Even now there is evidence of slow but improving job growth. Perhaps a snapshot of the past month might give us some insight into where the job action “is” and also which sectors of the economy are doing okay in this environment. Keep in mind that despite the crappy housing market and high unemployment, corporate profitability in the U.S. is in fact booming.
Note that ‘current’ data shows that jobs relating to ‘financial activity’ as well as ‘government’ and of course ‘construction’ are still suffering declines. “Main Street” America appears to have survived and may indeed thrive, while “Wall Street” and “Pennsylvania Avenue” still have much fat to trim. Do you think the increase in ‘travel and leisure’ jobs might have something to do with so many former financial services employees and government workers deciding to vacation with their severance pay?
At the risk of oversimplifying, the western world’s obsession with ‘momentum’ caused the tech bubble, the housing bust and financial crisis, and has contributed to the resource boom and likely a significant resource bust somewhere down the road.
A byproduct of our love affair with momentum is increasing volatility in our everyday lives, which has become as commonplace as divorce. But can the global economic structure that exists continue to cope with the growing level of stress? Can individuals continue to cope? Certainly the job market is showing signs of stress. We seem to repeatedly ‘grow’ ourselves right out of our jobs. Do you suppose the gentleman pictured in this photo is emotionally and financially prepared to become a waiter or camp counselor?
Then again, maybe there’s a reason our kids seem so irresponsible and willing to hop from job-to-job in the blink of an eye – perhaps evolution is hard at work and the next generation is better suited to the ‘momentum economy’ that is evolving. Hmmm…
It isn’t all bad! Momentum ‘fever’ is largely responsible for the rapid advances we’ve enjoyed in technology and productivity; the quantum leap in both the standard of living and the quality of life for a substantial and growing portion of modern civilization. That’s the good news.
The bad news is what happens when our lust for growth can no longer be satisfied? Can the global economy be managed in a more static or no growth scenario? The Roman Empire managed growth remarkably well, but when it could afford to grow no longer, the system that had evolved proved not at all suited to managing a static empire. The empire was then a sitting duck for the invading barbarian hordes.
Anyway, enough babble. This volatility isn’t going away anytime soon, and is likely to continue to become more extreme (now that Asia too has caught the momentum bug) so the best we can do is try to profit from it. How? Work to develop skills and adopt tools that will help you anticipate momentum – up or down – and be ready to drop those skills and tools for new ones as soon as they don’t seem to be working anymore.
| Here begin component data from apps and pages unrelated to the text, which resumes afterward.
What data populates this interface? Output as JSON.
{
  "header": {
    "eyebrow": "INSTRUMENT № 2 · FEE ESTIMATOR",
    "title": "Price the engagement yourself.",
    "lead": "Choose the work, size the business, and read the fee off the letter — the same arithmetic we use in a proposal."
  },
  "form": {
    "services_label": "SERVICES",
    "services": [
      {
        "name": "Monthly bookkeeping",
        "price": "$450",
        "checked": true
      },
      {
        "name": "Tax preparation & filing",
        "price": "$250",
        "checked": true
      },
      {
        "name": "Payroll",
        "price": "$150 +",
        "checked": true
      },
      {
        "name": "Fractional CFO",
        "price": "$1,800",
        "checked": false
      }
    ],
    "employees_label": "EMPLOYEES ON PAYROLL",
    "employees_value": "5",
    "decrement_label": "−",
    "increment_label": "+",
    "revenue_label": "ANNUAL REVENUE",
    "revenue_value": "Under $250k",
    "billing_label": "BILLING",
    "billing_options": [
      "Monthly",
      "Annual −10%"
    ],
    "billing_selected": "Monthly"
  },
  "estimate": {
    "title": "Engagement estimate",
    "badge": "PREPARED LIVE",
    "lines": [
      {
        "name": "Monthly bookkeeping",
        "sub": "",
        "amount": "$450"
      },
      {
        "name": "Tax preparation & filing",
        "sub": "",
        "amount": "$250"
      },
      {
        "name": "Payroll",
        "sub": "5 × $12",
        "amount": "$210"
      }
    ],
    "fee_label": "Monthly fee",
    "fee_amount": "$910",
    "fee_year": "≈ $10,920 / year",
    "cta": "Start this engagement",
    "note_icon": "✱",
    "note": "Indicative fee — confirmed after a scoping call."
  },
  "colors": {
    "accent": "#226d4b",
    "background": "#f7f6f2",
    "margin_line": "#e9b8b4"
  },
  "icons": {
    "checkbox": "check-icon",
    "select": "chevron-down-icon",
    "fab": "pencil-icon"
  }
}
Making a living, investing your money and maybe even your love life will become like the movie: Fast and Furious.